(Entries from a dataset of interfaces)
▶

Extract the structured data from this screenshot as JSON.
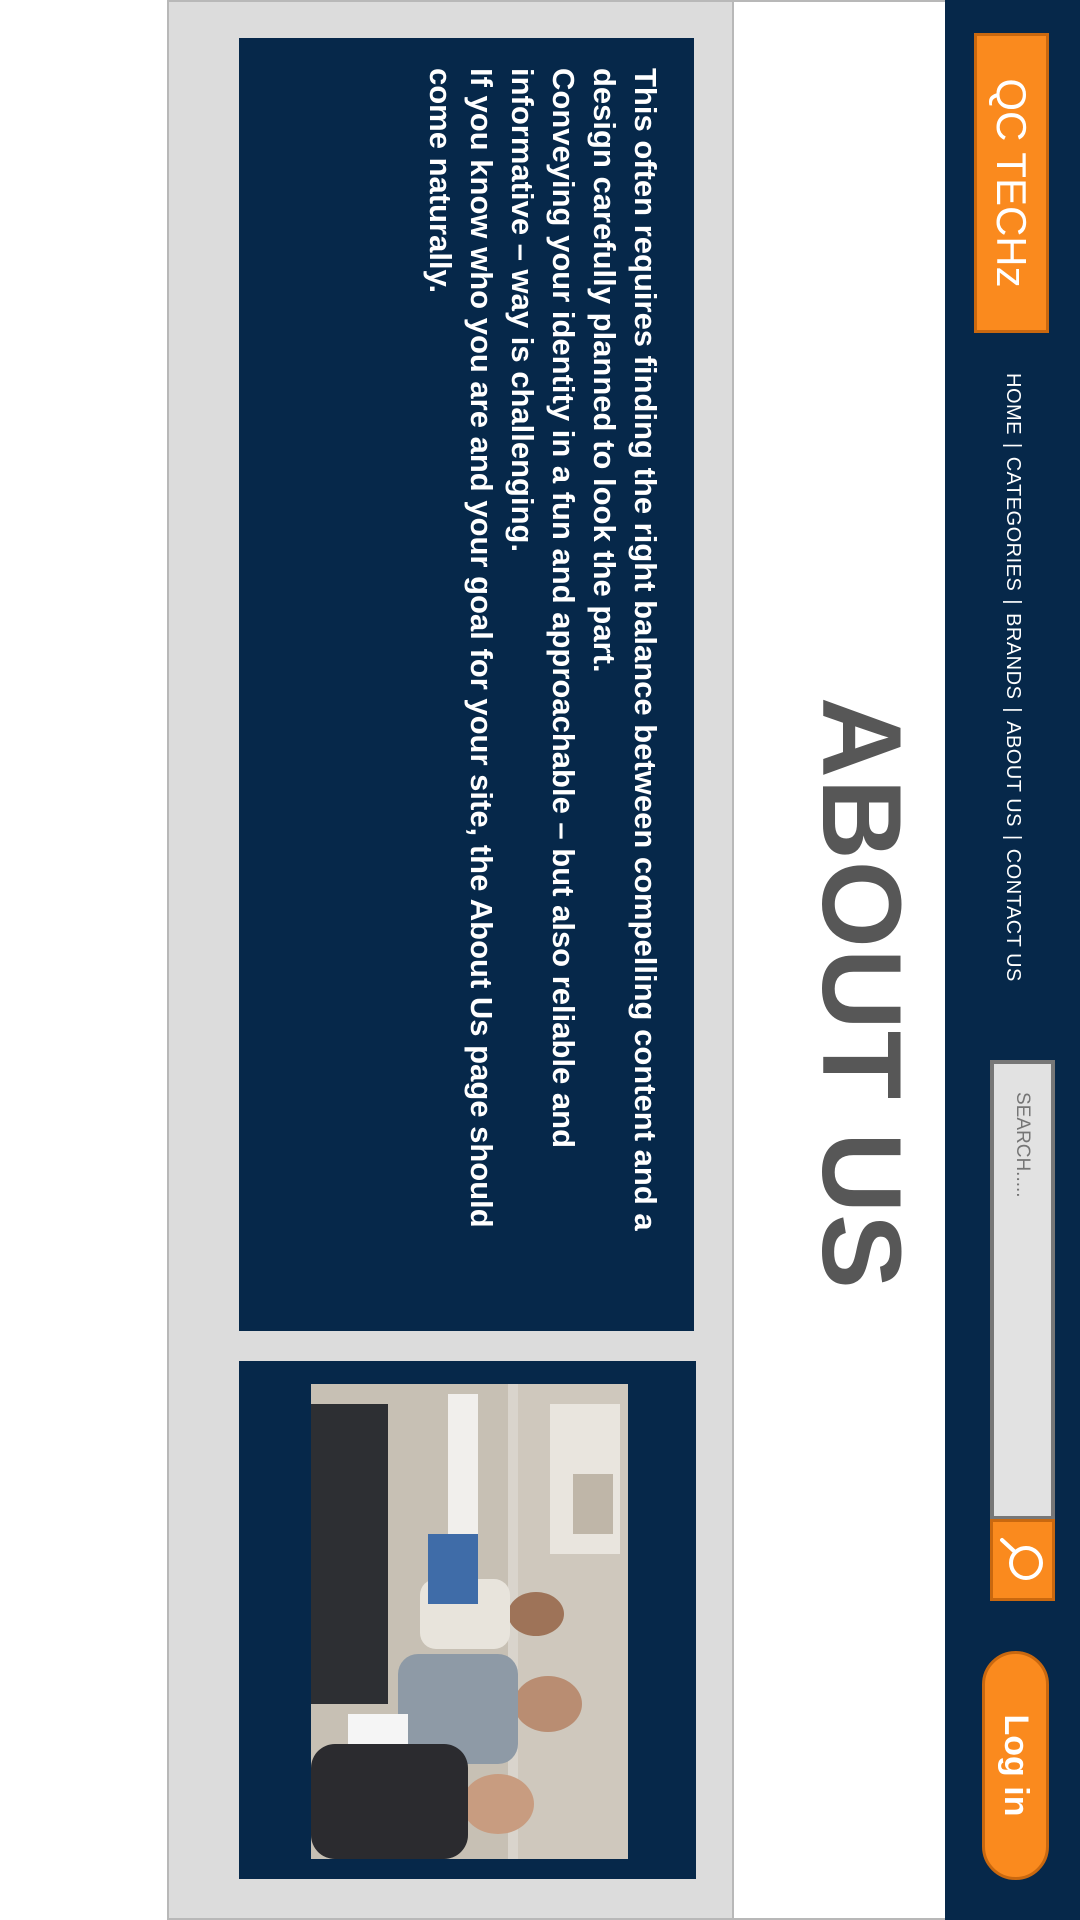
{
  "header": {
    "logo_text": "QC TECHz",
    "nav": [
      "HOME",
      "CATEGORIES",
      "BRANDS",
      "ABOUT US",
      "CONTACT US"
    ],
    "nav_separator": "|",
    "search_placeholder": "SEARCH.....",
    "search_icon": "search-icon",
    "login_label": "Log in"
  },
  "main": {
    "title": "ABOUT US",
    "paragraphs": [
      "This often requires finding the right balance between compelling content and a design carefully planned to look the part.",
      "Conveying your identity in a fun and approachable – but also reliable and informative – way is challenging.",
      "If you know who you are and your goal for your site, the About Us page should come naturally."
    ],
    "image_description": "team-photo"
  },
  "colors": {
    "navy": "#06284a",
    "orange": "#fa8a1e",
    "gray_band": "#dcdcdc",
    "title_gray": "#575757"
  }
}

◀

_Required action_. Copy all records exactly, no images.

_Solution to this exercise_.
Extract the structured data from this screenshot as JSON.
{
  "header": {
    "logo_text": "QC TECHz",
    "nav": [
      "HOME",
      "CATEGORIES",
      "BRANDS",
      "ABOUT US",
      "CONTACT US"
    ],
    "nav_separator": "|",
    "search_placeholder": "SEARCH.....",
    "search_icon": "search-icon",
    "login_label": "Log in"
  },
  "main": {
    "title": "ABOUT US",
    "paragraphs": [
      "This often requires finding the right balance between compelling content and a design carefully planned to look the part.",
      "Conveying your identity in a fun and approachable – but also reliable and informative – way is challenging.",
      "If you know who you are and your goal for your site, the About Us page should come naturally."
    ],
    "image_description": "team-photo"
  },
  "colors": {
    "navy": "#06284a",
    "orange": "#fa8a1e",
    "gray_band": "#dcdcdc",
    "title_gray": "#575757"
  }
}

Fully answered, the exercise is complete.